22The Role of SE in the Project Life Cycle Design is a top-down process while the Verification activity is a bottoms-up process. Components will be fabricated and tested prior to the subsystems. Subsystems will be fabricated and tested prior to the completed system.Phase A-BPhase D-ESystem LevelDesign RequirementsSDRFRRSystem LevelSubsystemsElementComponentDefinition & DesignFabricate, Integrate & TestItem LevelDesign RequirementsPDRSIRNote:Diagram is referred to as the System Engineering “Vee”Further explained in the 1995 NASA SE Handbook SP-6150, section 3.7Also discussed in the DAU SE Fundamentals (figure 7.1)Additional thoughts:During earlier design stages, verification focuses on proof of concept for system, subsystem and component levels. During later stages, as the productdefinition effort proceeds, the focus turns to verifying that the system meets the customer requirements.Vee is a folder version of the ‘waterfall’ diagram. It is folded because the focus of the development at any one level is at the same level of system decomposition. I.e., component design on the left leg component verification on the right.
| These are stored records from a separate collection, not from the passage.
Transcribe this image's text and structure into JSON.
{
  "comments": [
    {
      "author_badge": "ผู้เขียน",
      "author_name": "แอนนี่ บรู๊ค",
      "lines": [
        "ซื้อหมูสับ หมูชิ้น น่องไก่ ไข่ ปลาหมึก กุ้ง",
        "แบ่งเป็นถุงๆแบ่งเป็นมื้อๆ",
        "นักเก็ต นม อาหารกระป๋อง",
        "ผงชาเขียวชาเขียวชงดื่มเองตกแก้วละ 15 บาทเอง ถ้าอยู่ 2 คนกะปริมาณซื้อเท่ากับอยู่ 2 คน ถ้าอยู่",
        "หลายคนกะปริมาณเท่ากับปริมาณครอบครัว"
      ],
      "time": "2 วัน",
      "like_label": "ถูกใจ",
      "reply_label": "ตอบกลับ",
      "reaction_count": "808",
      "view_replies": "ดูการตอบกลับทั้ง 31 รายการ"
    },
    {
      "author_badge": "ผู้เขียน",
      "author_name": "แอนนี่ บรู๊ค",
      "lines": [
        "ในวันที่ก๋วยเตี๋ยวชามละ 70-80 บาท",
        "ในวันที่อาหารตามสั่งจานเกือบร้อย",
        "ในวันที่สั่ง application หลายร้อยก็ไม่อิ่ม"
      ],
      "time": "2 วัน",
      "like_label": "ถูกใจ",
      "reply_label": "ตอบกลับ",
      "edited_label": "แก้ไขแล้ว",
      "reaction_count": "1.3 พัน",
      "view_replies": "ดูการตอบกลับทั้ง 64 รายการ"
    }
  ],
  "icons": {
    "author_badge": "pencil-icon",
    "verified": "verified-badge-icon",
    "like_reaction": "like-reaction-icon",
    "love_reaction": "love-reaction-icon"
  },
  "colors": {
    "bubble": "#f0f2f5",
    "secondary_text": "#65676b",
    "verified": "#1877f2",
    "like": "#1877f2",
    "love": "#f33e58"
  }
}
It also emphasizes that as the system is being decomposed and designed on the left leg the team is thinking about how it will be verified and integrated on the right.CDRPhase CAll Design Requirements Complete
23NASA Project Development Times Vary Widely Source?ATP-PDR = Phase A/B; PDR-CDR = Phase C; CDR-Launch = Phase D
24Historical Project Schedule Analysis (months) ExamplePhase APhase BPhase CFabATLOTotalAll Inherited TechnologyMGS365926New EngineeringStardust, Genesis7101240New TechnologyCloudSAT GRACE845Moderately Complex Payload with New EngineeringMagellan Odyssey Phoenix1548Moderately Complex Payload with New TechnologyPathfinder, Deep Impact, MER55Highly Complex Payload with New EngineeringMars Observer Voyager18242278Highly Complex Payload with New TechnologyGalileo, Cassini, MSL2781Source: Jet Propulsion Lab (JPL) management course materials
25NASA Project Life Cycle Key DefinitionsFormulation: The first part of the NASA management life cycle where system requirements are baselined, feasible concepts are determined, a system definition is baselined for the selected concept(s), and preparation is made for progressing to the Implementation Phase.Implementation: The part of the NASA management life cycle the detailed design of system products is completed and the products to be deployed are fabricated, assembled, integrated and tested; and the products are deployed to their customers or users for their assigned use or mission.
26The Progression of Requirements Life Cycle Relationships 9903The Progression of Requirements Life Cycle RelationshipsPhase APhase BPhase CPhase DPhase EConcept & TechnologyDevelopmentPreliminary Design & Tech CompletionSystem Assembly , Int & Test, LaunchConceptStudiesFinal Design & FabricationOperations & SustainmentOrganizations&PeopleProblemsConceptsExpecta-tionsCONOPSSystemReqmts.ValidationPlanPrelim.DesignSubsystemReqmts.Verificat’nPlanDesign-toSpecsBuild-toVerificat’nProceduresAs-builtAs-verifiedAnomaliesAs-deployedoperatedArtifacts26